How to Respond to the Swastika Drawn In The OES Bathroom

by Jack Morningstar

On Wednesday, Corbet Clark stood in gathering and shared with the student body some disturbing news regarding vandalism in the bathroom.

A swastika was drawn on one of the stall tiles, something that Corbet has not seen in his twenty-nine years at OES. The announcement was very emotional, leaving the surprised student body silent.

To be honest, I was hoping that the administration would wait to speak with student council before making the announcement. In my opinion, the most appropriate course of action was far from what transpired. I feel as though we have been baited and that we have given power to the person who drew the swastika.

Many, including Corbet, have noticed that since the election there has been an increase, “a disease” in Corbet’s words, of heinous activity in the Upper School. There are many people who associate bad behavior in our community with the Trump victory. I would argue, however, that this bad behavior is actually a reaction against what many students perceive to be a heavy-handed and overly politically correct culture at OES.  The swastika seems to me like more of a backlash to authority rather than a genuine political expression.

Just as a disclaimer, I am a straight white male, but I also descend from Ashkenazi Jews. I have been assaulted both verbally and physically because of my heritage and I sure as hell hate the swastika. And I, in no way, wish to condone bigoted behavior. My goal in writing this article is to look at a broader issue at hand that I see as a closely related to swastika in the bathroom.

High schoolers, in general, hate being told what to think. Speaking from personal experience, when I hear someone in authority telling me how somethings is or how something should be, I immediately try to think of ways they are wrong. As a student, I crave the space to think independently. And although OES prides itself in educating hundreds of independent thinkers, I feel judged if what I want to say that falls outside of “accepted” opinion.

I have never in any way supported President Trump. However, when Deb announced after the election that there would be safe spaces for people to share their feeling about the night before, I could not help but begin to sift through Trump’s entire life so I could find something that I could support but never share.

I support our Muslim students and every other group of people who feel threatened or maligned by Trump’s rhetoric. But I am suspicious of a school that steps in to sanction “safe spaces” that assume that we are supposed to be processing information in a certain way.  The job of a school is to give me the tools I need to formulate my own opinions. That job is made obsolete if I am also told what to think.

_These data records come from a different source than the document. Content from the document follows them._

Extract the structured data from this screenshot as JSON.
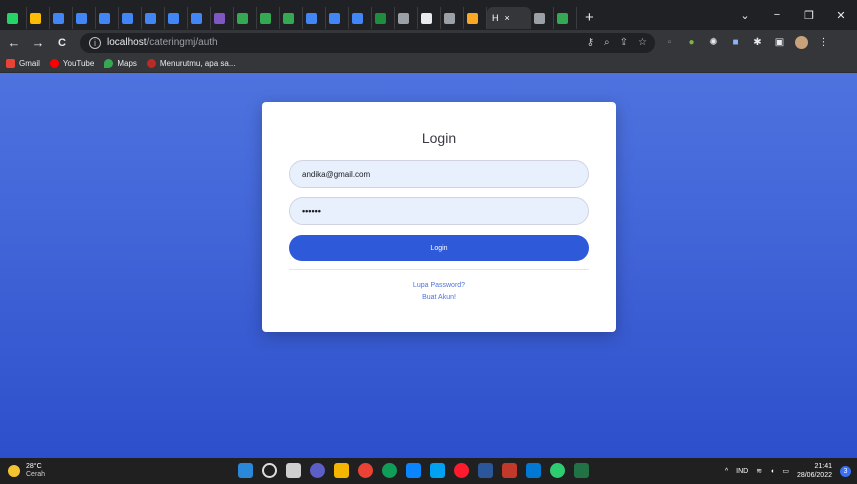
{
  "browser": {
    "active_tab": {
      "label": "H",
      "close": "×"
    },
    "new_tab": "+",
    "window_controls": {
      "minimize": "−",
      "maximize": "❐",
      "close": "✕"
    },
    "nav": {
      "back": "←",
      "forward": "→",
      "reload": "C"
    },
    "address": {
      "host": "localhost",
      "path": "/cateringmj/auth"
    },
    "bookmarks": [
      {
        "label": "Gmail"
      },
      {
        "label": "YouTube"
      },
      {
        "label": "Maps"
      },
      {
        "label": "Menurutmu, apa sa..."
      }
    ]
  },
  "login": {
    "title": "Login",
    "email_value": "andika@gmail.com",
    "password_value": "••••••",
    "button_label": "Login",
    "forgot_label": "Lupa Password?",
    "register_label": "Buat Akun!"
  },
  "taskbar": {
    "weather": {
      "temp": "28°C",
      "condition": "Cerah"
    },
    "language": "IND",
    "time": "21:41",
    "date": "28/06/2022",
    "notification_count": "3"
  },
  "colors": {
    "primary": "#4e73df",
    "button": "#2e59d9",
    "input_bg": "#e8f0fe"
  }
}
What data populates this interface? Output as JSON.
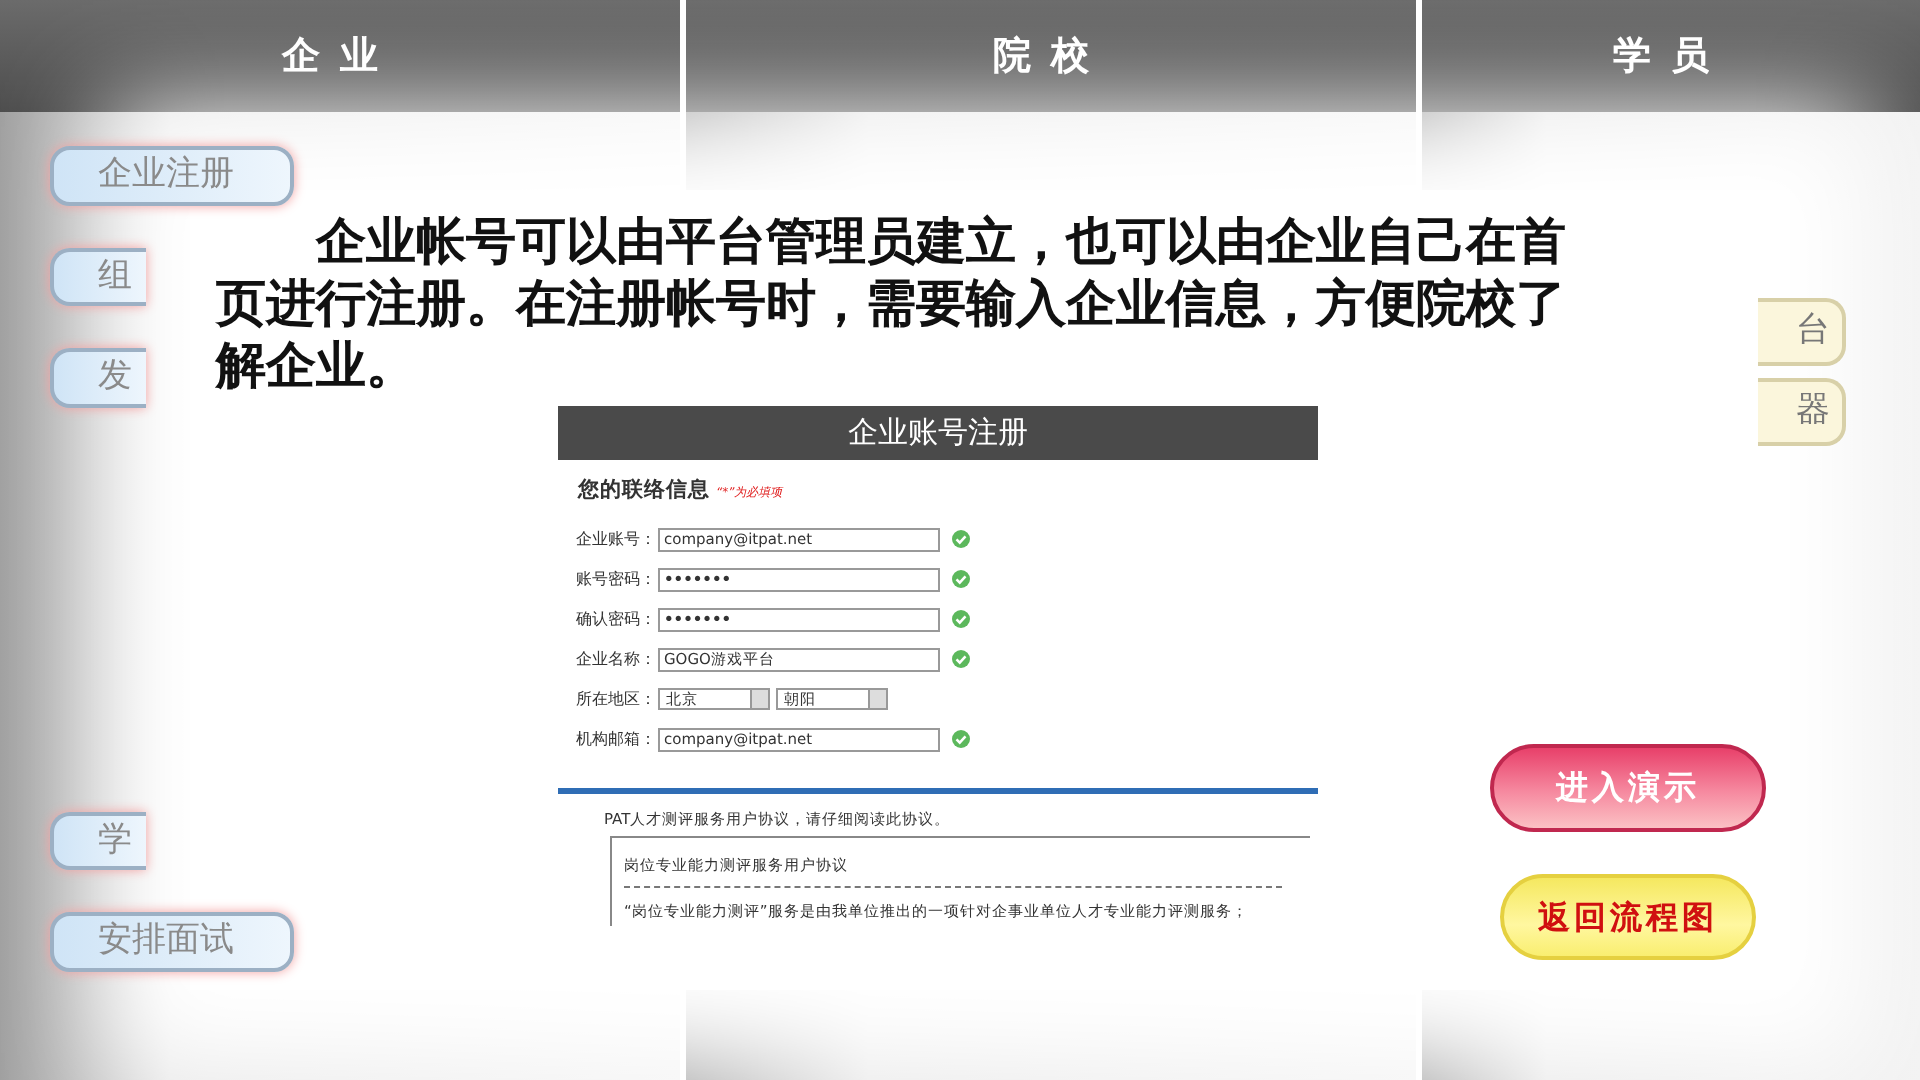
{
  "header_tabs": [
    {
      "label": "企业"
    },
    {
      "label": "院校"
    },
    {
      "label": "学员"
    }
  ],
  "left_buttons": [
    {
      "label": "企业注册"
    },
    {
      "label": "组"
    },
    {
      "label": "发"
    },
    {
      "label": "学"
    },
    {
      "label": "安排面试"
    }
  ],
  "right_buttons": [
    {
      "label": "台"
    },
    {
      "label": "器"
    }
  ],
  "description": "企业帐号可以由平台管理员建立，也可以由企业自己在首页进行注册。在注册帐号时，需要输入企业信息，方便院校了解企业。",
  "form": {
    "title": "企业账号注册",
    "section": "您的联络信息",
    "required_note": "“*”为必填项",
    "fields": [
      {
        "kind": "text",
        "label": "企业账号：",
        "value": "company@itpat.net"
      },
      {
        "kind": "password",
        "label": "账号密码：",
        "value": "•••••••"
      },
      {
        "kind": "password",
        "label": "确认密码：",
        "value": "•••••••"
      },
      {
        "kind": "text",
        "label": "企业名称：",
        "value": "GOGO游戏平台"
      },
      {
        "kind": "select",
        "label": "所在地区：",
        "options": [
          "北京",
          "朝阳"
        ]
      },
      {
        "kind": "text",
        "label": "机构邮箱：",
        "value": "company@itpat.net"
      }
    ],
    "agreement_label": "PAT人才测评服务用户协议，请仔细阅读此协议。",
    "agreement_lines": [
      "岗位专业能力测评服务用户协议",
      "“岗位专业能力测评”服务是由我单位推出的一项针对企事业单位人才专业能力评测服务；"
    ]
  },
  "action_buttons": [
    {
      "kind": "demo",
      "label": "进入演示"
    },
    {
      "kind": "back",
      "label": "返回流程图"
    }
  ]
}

If students want to have a conversation about something controversial, like the election, we should be organizing it ourselves.

I have heard stories about students who feel uncomfortable about speaking up in their classes for fear that they will be misunderstood and demonized by their peers and the faculty. I have experienced this in the Upper School, too. Sometimes I feel like I have to tiptoe around my mind, sorting through every sentence I am about to say in order to make sure that it will not be misunderstood as bigoted.

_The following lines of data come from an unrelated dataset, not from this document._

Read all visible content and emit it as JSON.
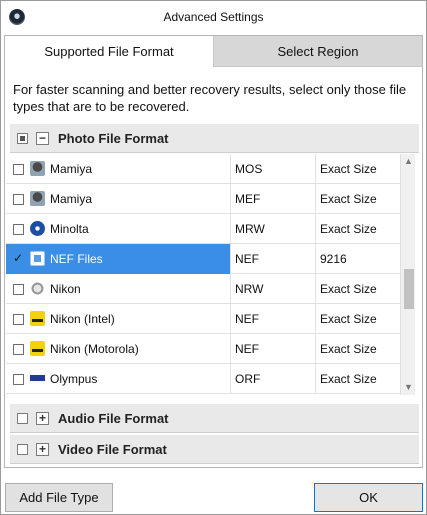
{
  "window": {
    "title": "Advanced Settings"
  },
  "tabs": [
    {
      "label": "Supported File Format",
      "active": true
    },
    {
      "label": "Select Region",
      "active": false
    }
  ],
  "description": "For faster scanning and better recovery results, select only those file types that are to be recovered.",
  "groups": {
    "photo": {
      "title": "Photo File Format",
      "checkbox_state": "partial",
      "expander": "−"
    },
    "audio": {
      "title": "Audio File Format",
      "expander": "+"
    },
    "video": {
      "title": "Video File Format",
      "expander": "+"
    }
  },
  "rows": [
    {
      "name": "Mamiya",
      "ext": "MOS",
      "size": "Exact Size",
      "icon": "mamiya-icon",
      "checked": false,
      "selected": false
    },
    {
      "name": "Mamiya",
      "ext": "MEF",
      "size": "Exact Size",
      "icon": "mamiya-icon",
      "checked": false,
      "selected": false
    },
    {
      "name": "Minolta",
      "ext": "MRW",
      "size": "Exact Size",
      "icon": "minolta-icon",
      "checked": false,
      "selected": false
    },
    {
      "name": "NEF Files",
      "ext": "NEF",
      "size": "9216",
      "icon": "nef-icon",
      "checked": true,
      "selected": true
    },
    {
      "name": "Nikon",
      "ext": "NRW",
      "size": "Exact Size",
      "icon": "nikon-camera-icon",
      "checked": false,
      "selected": false
    },
    {
      "name": "Nikon (Intel)",
      "ext": "NEF",
      "size": "Exact Size",
      "icon": "nikon-icon",
      "checked": false,
      "selected": false
    },
    {
      "name": "Nikon (Motorola)",
      "ext": "NEF",
      "size": "Exact Size",
      "icon": "nikon-icon",
      "checked": false,
      "selected": false
    },
    {
      "name": "Olympus",
      "ext": "ORF",
      "size": "Exact Size",
      "icon": "olympus-icon",
      "checked": false,
      "selected": false
    }
  ],
  "checkmark": "✓",
  "scrollbar": {
    "up_arrow": "▲",
    "down_arrow": "▼"
  },
  "buttons": {
    "add_file_type": "Add File Type",
    "ok": "OK"
  },
  "colors": {
    "selection": "#3a8ee6",
    "tab_inactive": "#d7d7d7",
    "group_header": "#e9e9e9"
  }
}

This kind of culture is toxic, and unfortunately it’s growing. Since the election, people have been it seems as though everyone has been on extra high-alert. The partisan discussions after the election, the cancelling of trivia, increasingly awkward classroom discussions, are all signs of the increased paranoia, and the slow dissipation of the right to speak freely.

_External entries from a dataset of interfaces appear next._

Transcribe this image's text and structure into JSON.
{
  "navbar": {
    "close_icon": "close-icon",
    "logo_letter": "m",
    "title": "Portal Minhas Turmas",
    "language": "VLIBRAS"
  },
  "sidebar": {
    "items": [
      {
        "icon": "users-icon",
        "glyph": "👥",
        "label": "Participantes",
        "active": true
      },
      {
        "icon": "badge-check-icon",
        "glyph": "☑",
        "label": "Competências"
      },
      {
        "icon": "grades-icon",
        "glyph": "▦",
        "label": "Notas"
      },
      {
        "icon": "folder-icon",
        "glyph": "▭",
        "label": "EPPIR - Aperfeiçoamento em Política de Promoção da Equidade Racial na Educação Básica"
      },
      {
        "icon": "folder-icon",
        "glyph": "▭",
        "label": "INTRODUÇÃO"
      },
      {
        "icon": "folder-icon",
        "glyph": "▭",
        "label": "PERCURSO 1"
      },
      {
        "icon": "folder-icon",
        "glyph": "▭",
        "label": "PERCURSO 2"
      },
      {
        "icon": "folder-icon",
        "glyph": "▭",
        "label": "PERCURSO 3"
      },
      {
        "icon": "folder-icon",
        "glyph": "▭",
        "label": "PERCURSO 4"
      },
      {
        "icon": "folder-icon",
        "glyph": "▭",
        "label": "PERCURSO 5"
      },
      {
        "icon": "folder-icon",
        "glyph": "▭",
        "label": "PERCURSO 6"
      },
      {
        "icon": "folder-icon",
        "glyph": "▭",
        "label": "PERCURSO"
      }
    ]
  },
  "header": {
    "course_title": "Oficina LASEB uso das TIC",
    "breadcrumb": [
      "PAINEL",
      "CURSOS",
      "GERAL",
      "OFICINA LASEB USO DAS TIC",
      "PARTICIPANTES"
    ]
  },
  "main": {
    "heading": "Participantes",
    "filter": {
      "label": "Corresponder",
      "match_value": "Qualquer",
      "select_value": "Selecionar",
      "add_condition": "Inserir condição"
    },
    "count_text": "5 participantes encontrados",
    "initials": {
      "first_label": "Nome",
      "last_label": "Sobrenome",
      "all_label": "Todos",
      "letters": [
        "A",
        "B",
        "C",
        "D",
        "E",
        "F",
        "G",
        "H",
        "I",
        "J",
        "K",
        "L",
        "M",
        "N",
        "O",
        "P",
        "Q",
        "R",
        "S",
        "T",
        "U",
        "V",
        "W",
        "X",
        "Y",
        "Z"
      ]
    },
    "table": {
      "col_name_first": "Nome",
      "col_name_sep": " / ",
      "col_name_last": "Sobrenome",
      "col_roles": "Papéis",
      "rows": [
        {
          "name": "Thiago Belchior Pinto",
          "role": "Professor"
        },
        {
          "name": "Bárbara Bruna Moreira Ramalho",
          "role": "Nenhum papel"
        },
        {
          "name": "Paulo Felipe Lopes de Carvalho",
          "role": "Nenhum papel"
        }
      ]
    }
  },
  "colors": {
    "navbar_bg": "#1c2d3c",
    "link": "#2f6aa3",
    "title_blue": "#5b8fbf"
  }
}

In a classroom environment where there are fewer opportunities for students to think about, share ideas, develop opinions, and listen to each other, the bathroom suddenly became a breeding ground for fermented thoughts, and a place to really push the envelope. 

I don’t think that the person who drew the swastika was an antisemite, I think that he wanted to trigger the administration, and watch Corbet pour his heart out in front of the entire student body, just like student council did with previous vandalisms and just like Edge did with Pepe The Frog.

Do not misunderstand what I’m saying. The swastika is a terrible symbol that represents a terrible hatred that resulted in the deaths of millions. And under no circumstances should a symbol like this ever be used as a joke. However, do I think that there is a neo-Nazi among us? No. In my view, this was a blatantly obvious attempt to draw the ire of an overly sensitive institution— and it worked.

I fear that as a result of the bathroom graffiti, we will only continue to become more and more sensitive and less and less able to participate in day to day conversations. I think that the announcement may have catalyzed this reaction. All Upper School students know that this kind of behavior is unacceptable, including the person who drew the swastika; it is why he did it.

Looking forward, the answer to this problem is not more safe spaces and heightened political correctness. The answer is letting the student body develop a thicker skin, reforming the student culture so we can create a learning environment that allows people to speak freely and ask the questions that we want to ask so that these feelings of frustration can be channeled through civil discourse instead of inflammatory drawings on the bathroom wall.

I think that one way we can get to this point is by having more student organized events, like town halls, where students can voice their concerns without the faculty breathing down their necks. We could also simply start with assuming the best intentions.

I look forward to working with the student body to brainstorm other ideas on how we can achieve change to increase our schools integrity and make our community truly open.